Source data:
──────────

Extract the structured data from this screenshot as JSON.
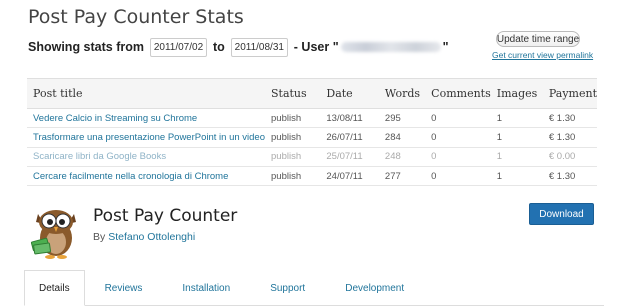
{
  "banner": {
    "title": "Post Pay Counter Stats",
    "showing_label": "Showing stats from",
    "start_date": "2011/07/02",
    "to_label": "to",
    "end_date": "2011/08/31",
    "user_label": "- User \"",
    "user_close": "\"",
    "update_button": "Update time range",
    "permalink": "Get current view permalink",
    "table": {
      "headers": [
        "Post title",
        "Status",
        "Date",
        "Words",
        "Comments",
        "Images",
        "Payment"
      ],
      "rows": [
        {
          "title": "Vedere Calcio in Streaming su Chrome",
          "status": "publish",
          "date": "13/08/11",
          "words": "295",
          "comments": "0",
          "images": "1",
          "payment": "€ 1.30"
        },
        {
          "title": "Trasformare una presentazione PowerPoint in un video",
          "status": "publish",
          "date": "26/07/11",
          "words": "284",
          "comments": "0",
          "images": "1",
          "payment": "€ 1.30"
        },
        {
          "title": "Scaricare libri da Google Books",
          "status": "publish",
          "date": "25/07/11",
          "words": "248",
          "comments": "0",
          "images": "1",
          "payment": "€ 0.00"
        },
        {
          "title": "Cercare facilmente nella cronologia di Chrome",
          "status": "publish",
          "date": "24/07/11",
          "words": "277",
          "comments": "0",
          "images": "1",
          "payment": "€ 1.30"
        }
      ]
    }
  },
  "plugin": {
    "name": "Post Pay Counter",
    "by_label": "By",
    "author": "Stefano Ottolenghi",
    "download_button": "Download"
  },
  "tabs": [
    {
      "label": "Details",
      "active": true
    },
    {
      "label": "Reviews",
      "active": false
    },
    {
      "label": "Installation",
      "active": false
    },
    {
      "label": "Support",
      "active": false
    },
    {
      "label": "Development",
      "active": false
    }
  ],
  "colors": {
    "link": "#21759b",
    "download_bg": "#2271b1"
  }
}
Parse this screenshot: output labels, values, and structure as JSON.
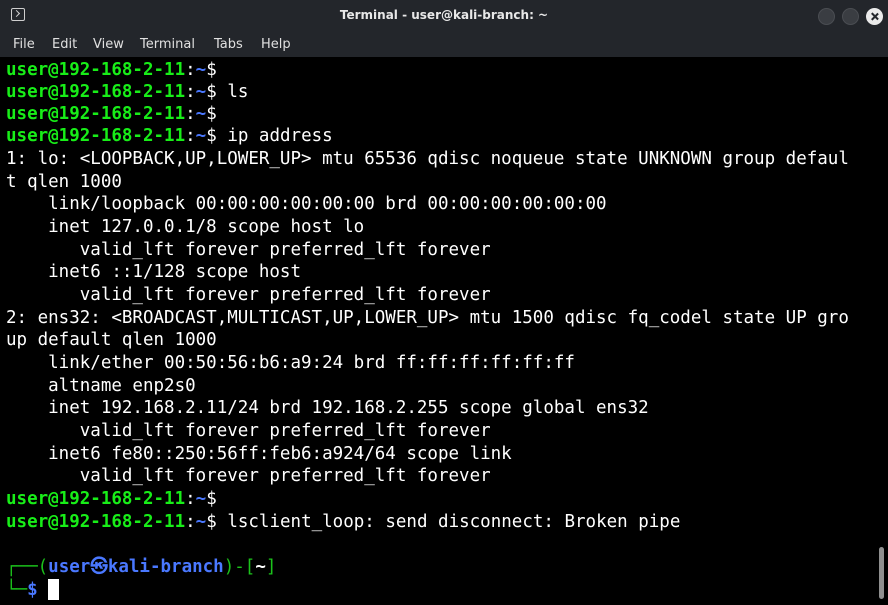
{
  "window": {
    "title": "Terminal - user@kali-branch: ~"
  },
  "menu": [
    "File",
    "Edit",
    "View",
    "Terminal",
    "Tabs",
    "Help"
  ],
  "prompt": {
    "user_host": "user@192-168-2-11",
    "sep": ":",
    "path": "~",
    "dollar": "$"
  },
  "commands": [
    "",
    "ls",
    "",
    "ip address",
    "",
    "lsclient_loop: send disconnect: Broken pipe"
  ],
  "output": [
    "1: lo: <LOOPBACK,UP,LOWER_UP> mtu 65536 qdisc noqueue state UNKNOWN group defaul",
    "t qlen 1000",
    "    link/loopback 00:00:00:00:00:00 brd 00:00:00:00:00:00",
    "    inet 127.0.0.1/8 scope host lo",
    "       valid_lft forever preferred_lft forever",
    "    inet6 ::1/128 scope host",
    "       valid_lft forever preferred_lft forever",
    "2: ens32: <BROADCAST,MULTICAST,UP,LOWER_UP> mtu 1500 qdisc fq_codel state UP gro",
    "up default qlen 1000",
    "    link/ether 00:50:56:b6:a9:24 brd ff:ff:ff:ff:ff:ff",
    "    altname enp2s0",
    "    inet 192.168.2.11/24 brd 192.168.2.255 scope global ens32",
    "       valid_lft forever preferred_lft forever",
    "    inet6 fe80::250:56ff:feb6:a924/64 scope link",
    "       valid_lft forever preferred_lft forever"
  ],
  "kali_prompt": {
    "open": "┌──(",
    "user": "user",
    "skull": "㉿",
    "host": "kali-branch",
    "mid": ")-[",
    "path": "~",
    "close": "]",
    "line2": "└─",
    "dollar": "$"
  },
  "colors": {
    "user_green": "#18ee18",
    "path_blue": "#4a78ff",
    "kali_green": "#1bc21b",
    "background": "#000000",
    "titlebar": "#23262b"
  }
}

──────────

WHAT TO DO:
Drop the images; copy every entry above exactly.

RESPONSE:
Extract the structured data from this screenshot as JSON.
{
  "banner": {
    "title": "Post Pay Counter Stats",
    "showing_label": "Showing stats from",
    "start_date": "2011/07/02",
    "to_label": "to",
    "end_date": "2011/08/31",
    "user_label": "- User \"",
    "user_close": "\"",
    "update_button": "Update time range",
    "permalink": "Get current view permalink",
    "table": {
      "headers": [
        "Post title",
        "Status",
        "Date",
        "Words",
        "Comments",
        "Images",
        "Payment"
      ],
      "rows": [
        {
          "title": "Vedere Calcio in Streaming su Chrome",
          "status": "publish",
          "date": "13/08/11",
          "words": "295",
          "comments": "0",
          "images": "1",
          "payment": "€ 1.30"
        },
        {
          "title": "Trasformare una presentazione PowerPoint in un video",
          "status": "publish",
          "date": "26/07/11",
          "words": "284",
          "comments": "0",
          "images": "1",
          "payment": "€ 1.30"
        },
        {
          "title": "Scaricare libri da Google Books",
          "status": "publish",
          "date": "25/07/11",
          "words": "248",
          "comments": "0",
          "images": "1",
          "payment": "€ 0.00"
        },
        {
          "title": "Cercare facilmente nella cronologia di Chrome",
          "status": "publish",
          "date": "24/07/11",
          "words": "277",
          "comments": "0",
          "images": "1",
          "payment": "€ 1.30"
        }
      ]
    }
  },
  "plugin": {
    "name": "Post Pay Counter",
    "by_label": "By",
    "author": "Stefano Ottolenghi",
    "download_button": "Download"
  },
  "tabs": [
    {
      "label": "Details",
      "active": true
    },
    {
      "label": "Reviews",
      "active": false
    },
    {
      "label": "Installation",
      "active": false
    },
    {
      "label": "Support",
      "active": false
    },
    {
      "label": "Development",
      "active": false
    }
  ],
  "colors": {
    "link": "#21759b",
    "download_bg": "#2271b1"
  }
}
Parse this screenshot: output labels, values, and structure as JSON.
{
  "window": {
    "title": "Terminal - user@kali-branch: ~"
  },
  "menu": [
    "File",
    "Edit",
    "View",
    "Terminal",
    "Tabs",
    "Help"
  ],
  "prompt": {
    "user_host": "user@192-168-2-11",
    "sep": ":",
    "path": "~",
    "dollar": "$"
  },
  "commands": [
    "",
    "ls",
    "",
    "ip address",
    "",
    "lsclient_loop: send disconnect: Broken pipe"
  ],
  "output": [
    "1: lo: <LOOPBACK,UP,LOWER_UP> mtu 65536 qdisc noqueue state UNKNOWN group defaul",
    "t qlen 1000",
    "    link/loopback 00:00:00:00:00:00 brd 00:00:00:00:00:00",
    "    inet 127.0.0.1/8 scope host lo",
    "       valid_lft forever preferred_lft forever",
    "    inet6 ::1/128 scope host",
    "       valid_lft forever preferred_lft forever",
    "2: ens32: <BROADCAST,MULTICAST,UP,LOWER_UP> mtu 1500 qdisc fq_codel state UP gro",
    "up default qlen 1000",
    "    link/ether 00:50:56:b6:a9:24 brd ff:ff:ff:ff:ff:ff",
    "    altname enp2s0",
    "    inet 192.168.2.11/24 brd 192.168.2.255 scope global ens32",
    "       valid_lft forever preferred_lft forever",
    "    inet6 fe80::250:56ff:feb6:a924/64 scope link",
    "       valid_lft forever preferred_lft forever"
  ],
  "kali_prompt": {
    "open": "┌──(",
    "user": "user",
    "skull": "㉿",
    "host": "kali-branch",
    "mid": ")-[",
    "path": "~",
    "close": "]",
    "line2": "└─",
    "dollar": "$"
  },
  "colors": {
    "user_green": "#18ee18",
    "path_blue": "#4a78ff",
    "kali_green": "#1bc21b",
    "background": "#000000",
    "titlebar": "#23262b"
  }
}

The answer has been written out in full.